Just down the street from the railroad tracks and St. John’s Catholic Cemetery on Camp Avenue stands a somewhat incongruous, low-built, single-story brick house, its front door framed by two spindly white columns, a large stencilled “P” set into the tympanum of the pediment above.
I double-check my architectural lingo before I use it, because 75 Camp Ave. in Stamford is the home of Prutting & Co. Custom Builders, and I’ve a feeling that confusing my gables with my entablatures would not go down well. A carpenter by trade, Dave Prutting had a roofing and shingling business before going the whole nine yards, as it were, and branching out into full construction. Today, he heads up one of the most respected building firms in the Northeast. “Deborah, my wife, likes to remind people how she used to hold the ladder for me,” he says, a glancing note of nostalgia creeping in.
Some 45 years on, Prutting & Co.’s reputation is virtually without equal. They have built some of the most spectacular modern homes in New York and Connecticut and have restored countless historical ones, always delivering on time, always coming in on budget. In a market where horror stories are rife, Prutting’s reputation for exceptional craftsmanship and consistently
excellent performance is second to none. What’s more, Dave Prutting’s enthusiasm for quality building is infectious. The thought of building a house had never occurred to me before — after all, there are plenty of pretty ones out there already — but after chatting with Prutting for half an hour in his conference room, I’m totally bitten by the building bug. Better start saving up.
When I ask what’s new in building, the question nearly always turns to technology, rather than pure design. The basement of a new-build these days, says Prutting, “looks like a submarine.” The firm is constantly investing in software — new products, state-of the-art (or beyond the art) systems, cutting-edge engineering. But while he prides himself in keeping up to date on the latest smart appliances, audio-visual aids and gadgetry — “whole-house automation” as he calls it — there is, he concedes a case to be made for old-fashioned simplicity. “Take thermostats, for instance. Sometimes a client just wants an old-fashioned dial.”
Design, of course, is the domain of the architect and while the disciplines of architect and custom builder could hardly be more different, nor could they be more interdependent. “If the architect draws it upside down, we’ll build it upside down,” Prutting says. And he has worked with some of the finest architects in the business — Toshiko Mori in New York, Kieran Timberlake in Philadelphia, Joeb Moore of Moore & Partners in Greenwich.
Time and again, he emphasizes that his role is to make the architect look good.
Prutting & Co. also supports the job for years after it’s been completed, teaching the new owners how to understand the new technologies, such as solar panels, geothermal heating and cooling and renewable energy. While sensitive to the environment and simultaneously designed to offer homeowners increasing comfort, they can be complex, even for millennials to fathom.
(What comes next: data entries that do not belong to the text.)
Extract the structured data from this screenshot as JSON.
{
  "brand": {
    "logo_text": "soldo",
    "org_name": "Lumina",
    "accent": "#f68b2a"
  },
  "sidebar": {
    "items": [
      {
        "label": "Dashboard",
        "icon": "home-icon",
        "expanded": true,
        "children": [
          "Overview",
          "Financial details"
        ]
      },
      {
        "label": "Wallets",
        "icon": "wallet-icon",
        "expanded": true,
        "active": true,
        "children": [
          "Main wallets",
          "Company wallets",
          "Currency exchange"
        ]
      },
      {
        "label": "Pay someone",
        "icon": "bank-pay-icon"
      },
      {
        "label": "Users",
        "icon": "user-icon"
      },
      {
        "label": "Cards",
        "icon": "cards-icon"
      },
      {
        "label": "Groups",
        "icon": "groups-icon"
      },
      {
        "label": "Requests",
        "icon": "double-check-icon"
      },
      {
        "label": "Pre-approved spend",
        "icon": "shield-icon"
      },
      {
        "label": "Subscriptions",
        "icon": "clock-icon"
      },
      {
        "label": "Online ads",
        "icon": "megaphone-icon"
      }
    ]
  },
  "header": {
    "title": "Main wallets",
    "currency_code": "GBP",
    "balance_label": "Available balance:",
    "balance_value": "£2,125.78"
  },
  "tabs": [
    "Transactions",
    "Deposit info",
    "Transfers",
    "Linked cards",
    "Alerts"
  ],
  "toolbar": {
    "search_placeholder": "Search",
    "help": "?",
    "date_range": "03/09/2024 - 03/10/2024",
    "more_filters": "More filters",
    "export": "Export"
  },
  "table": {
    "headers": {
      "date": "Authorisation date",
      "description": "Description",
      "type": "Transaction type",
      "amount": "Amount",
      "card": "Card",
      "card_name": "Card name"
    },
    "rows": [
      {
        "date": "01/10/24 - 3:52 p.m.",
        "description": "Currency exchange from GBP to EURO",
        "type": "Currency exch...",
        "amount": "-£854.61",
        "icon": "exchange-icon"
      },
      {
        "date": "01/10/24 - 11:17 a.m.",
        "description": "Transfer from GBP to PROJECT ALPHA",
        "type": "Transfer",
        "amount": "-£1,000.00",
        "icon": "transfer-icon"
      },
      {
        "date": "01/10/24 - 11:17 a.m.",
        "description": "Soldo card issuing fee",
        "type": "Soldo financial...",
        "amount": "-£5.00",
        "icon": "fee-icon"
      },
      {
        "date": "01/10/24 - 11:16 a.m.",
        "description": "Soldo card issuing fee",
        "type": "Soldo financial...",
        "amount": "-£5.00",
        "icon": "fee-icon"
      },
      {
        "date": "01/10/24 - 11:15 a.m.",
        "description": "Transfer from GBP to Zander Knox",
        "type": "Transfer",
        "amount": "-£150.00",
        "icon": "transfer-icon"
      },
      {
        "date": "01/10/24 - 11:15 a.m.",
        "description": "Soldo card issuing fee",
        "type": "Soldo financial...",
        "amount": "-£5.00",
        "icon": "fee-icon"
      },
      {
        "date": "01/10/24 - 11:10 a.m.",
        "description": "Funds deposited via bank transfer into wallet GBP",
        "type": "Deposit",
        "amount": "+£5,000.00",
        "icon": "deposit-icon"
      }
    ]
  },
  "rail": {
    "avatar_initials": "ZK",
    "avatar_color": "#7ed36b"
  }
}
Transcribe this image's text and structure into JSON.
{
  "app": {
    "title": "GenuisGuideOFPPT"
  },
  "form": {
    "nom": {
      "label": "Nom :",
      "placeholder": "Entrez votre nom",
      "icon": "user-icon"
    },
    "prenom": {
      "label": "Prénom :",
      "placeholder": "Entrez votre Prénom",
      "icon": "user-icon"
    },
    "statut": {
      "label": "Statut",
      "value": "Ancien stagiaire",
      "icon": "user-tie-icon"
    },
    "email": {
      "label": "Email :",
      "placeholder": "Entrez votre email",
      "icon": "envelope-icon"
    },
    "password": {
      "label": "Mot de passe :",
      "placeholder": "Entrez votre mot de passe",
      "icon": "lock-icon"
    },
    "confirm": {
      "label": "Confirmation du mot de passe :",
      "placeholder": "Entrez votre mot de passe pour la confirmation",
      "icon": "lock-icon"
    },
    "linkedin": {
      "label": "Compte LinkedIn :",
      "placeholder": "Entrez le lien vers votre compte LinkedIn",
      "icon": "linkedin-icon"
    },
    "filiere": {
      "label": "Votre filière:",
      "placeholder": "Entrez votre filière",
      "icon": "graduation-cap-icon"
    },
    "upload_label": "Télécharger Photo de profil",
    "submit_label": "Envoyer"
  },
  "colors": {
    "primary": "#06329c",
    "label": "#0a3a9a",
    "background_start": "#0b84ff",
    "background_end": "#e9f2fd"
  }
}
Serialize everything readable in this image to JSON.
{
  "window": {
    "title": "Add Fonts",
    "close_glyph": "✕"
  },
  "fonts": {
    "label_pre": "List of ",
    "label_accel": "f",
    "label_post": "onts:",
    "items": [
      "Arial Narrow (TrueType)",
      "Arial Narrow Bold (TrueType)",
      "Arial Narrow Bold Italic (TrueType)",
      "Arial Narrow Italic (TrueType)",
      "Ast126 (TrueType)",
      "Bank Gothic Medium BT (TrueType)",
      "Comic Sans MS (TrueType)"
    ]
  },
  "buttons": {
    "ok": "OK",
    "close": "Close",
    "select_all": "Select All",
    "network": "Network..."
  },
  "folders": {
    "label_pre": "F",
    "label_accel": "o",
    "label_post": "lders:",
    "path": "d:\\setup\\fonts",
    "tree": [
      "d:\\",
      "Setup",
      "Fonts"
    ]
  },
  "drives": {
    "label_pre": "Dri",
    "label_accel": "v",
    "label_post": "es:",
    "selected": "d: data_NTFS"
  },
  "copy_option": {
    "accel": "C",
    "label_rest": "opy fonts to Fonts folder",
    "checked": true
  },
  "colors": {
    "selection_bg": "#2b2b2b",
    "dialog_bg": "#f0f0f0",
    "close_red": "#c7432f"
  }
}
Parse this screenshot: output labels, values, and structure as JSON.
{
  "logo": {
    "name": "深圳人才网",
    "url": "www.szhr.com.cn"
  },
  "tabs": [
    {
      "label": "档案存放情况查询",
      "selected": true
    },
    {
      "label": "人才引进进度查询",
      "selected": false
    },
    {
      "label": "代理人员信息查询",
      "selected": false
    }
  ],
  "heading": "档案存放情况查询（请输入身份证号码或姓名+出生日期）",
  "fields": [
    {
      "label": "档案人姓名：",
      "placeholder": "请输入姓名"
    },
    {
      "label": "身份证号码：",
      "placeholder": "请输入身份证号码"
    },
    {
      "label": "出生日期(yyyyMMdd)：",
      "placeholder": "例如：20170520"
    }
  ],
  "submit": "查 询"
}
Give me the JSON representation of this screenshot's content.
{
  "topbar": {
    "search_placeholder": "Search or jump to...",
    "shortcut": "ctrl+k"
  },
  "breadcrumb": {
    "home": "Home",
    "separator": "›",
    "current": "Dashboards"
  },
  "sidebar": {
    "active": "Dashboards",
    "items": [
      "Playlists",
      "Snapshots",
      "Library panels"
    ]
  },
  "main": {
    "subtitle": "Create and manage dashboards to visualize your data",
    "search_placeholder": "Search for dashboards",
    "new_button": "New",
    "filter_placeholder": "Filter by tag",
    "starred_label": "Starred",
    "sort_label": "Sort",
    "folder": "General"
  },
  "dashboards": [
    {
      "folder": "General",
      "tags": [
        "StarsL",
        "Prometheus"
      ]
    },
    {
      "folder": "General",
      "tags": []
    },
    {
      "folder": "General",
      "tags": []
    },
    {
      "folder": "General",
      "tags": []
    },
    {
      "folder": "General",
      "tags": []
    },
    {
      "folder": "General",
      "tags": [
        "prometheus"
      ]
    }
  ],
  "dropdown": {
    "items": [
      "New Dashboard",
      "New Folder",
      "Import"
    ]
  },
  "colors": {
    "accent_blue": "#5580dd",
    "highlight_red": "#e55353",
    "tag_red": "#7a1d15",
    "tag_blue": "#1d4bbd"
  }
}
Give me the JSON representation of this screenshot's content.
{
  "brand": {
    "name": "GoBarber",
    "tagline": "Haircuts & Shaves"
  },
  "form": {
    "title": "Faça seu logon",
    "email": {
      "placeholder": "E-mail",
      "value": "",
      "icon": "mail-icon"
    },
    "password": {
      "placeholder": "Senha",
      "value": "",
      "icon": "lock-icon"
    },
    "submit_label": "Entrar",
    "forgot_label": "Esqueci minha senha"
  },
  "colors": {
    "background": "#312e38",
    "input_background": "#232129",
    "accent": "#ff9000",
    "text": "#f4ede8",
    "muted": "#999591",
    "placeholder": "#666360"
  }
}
Prutting’s greatest investment, though — and he is keen to make this very clear — is in smart people. He places great store by his architectural school graduates — six at present — who work alongside his builders, an entirely homogenous team of professionals. When Prutting takes me on a tour of his offices — a wonderful walkabout tracing our way between tables of gargantuan architectural plans and drawings, deliciously tactile building material samples, a library of architectural books and historic magazines, and a mood-board of visual curiosities — the easy relationship he has with his “super squad,” as he calls his team, is apparent, as is the high regard in which they hold him.
But it’s Prutting & Co’s president, Jack Truman, who sits in on some of our conversation, and whom Prutting himself — still very much at the helm but slowly handing over the reins to a younger generation — has special praise for. “Incredible,” “amazing man,” “the best there is,” he murmurs at different points during our meeting.
A mild-mannered man, with blue-green twinkly eyes, Prutting has something of the aging hippie about him — the chains lurking behind the neat blue-and-white check shirt, the sentences sprinkled with the word ‘dig,’ and I don’t mean in the archaeological sense, the enthusiasm.
A current project, one about which Prutting himself is especially excited, is a waterfront home he is building close to company headquarters — a 15,000-square-foot traditional home with contemporary material in a spectacular setting on an isthmus in Darien. The owner is “high profile, but very quiet,” is all Prutting will say.
Another of Prutting’s homes, in Katonah for perfumer Carlos Benaim, involved removing a historic façade some years back and reassembling it next to the new structure. If it can be done, Prutting & Co. will do it.
I ask him if the building profession is a good one to go into. “For sure. Take me,” he says, “I was a wanderer. I wandered out to Cape Cod where there are only three occupations — fisherman, waiter or carpenter. My first boss told me, ‘If you train as a carpenter, you can work anywhere in the world.’”
Prutting himself lives in another “spectacular” house in New Canaan, “a very cool town house,” he says, which was featured on the show “Extreme Homes.”
When I get around to building that dream house of my own, Prutting & Co. will be the only way to go. Plus, I already have a name for it — “The House that Dave — and President Jack — Built.”
For more, visit prutting.com.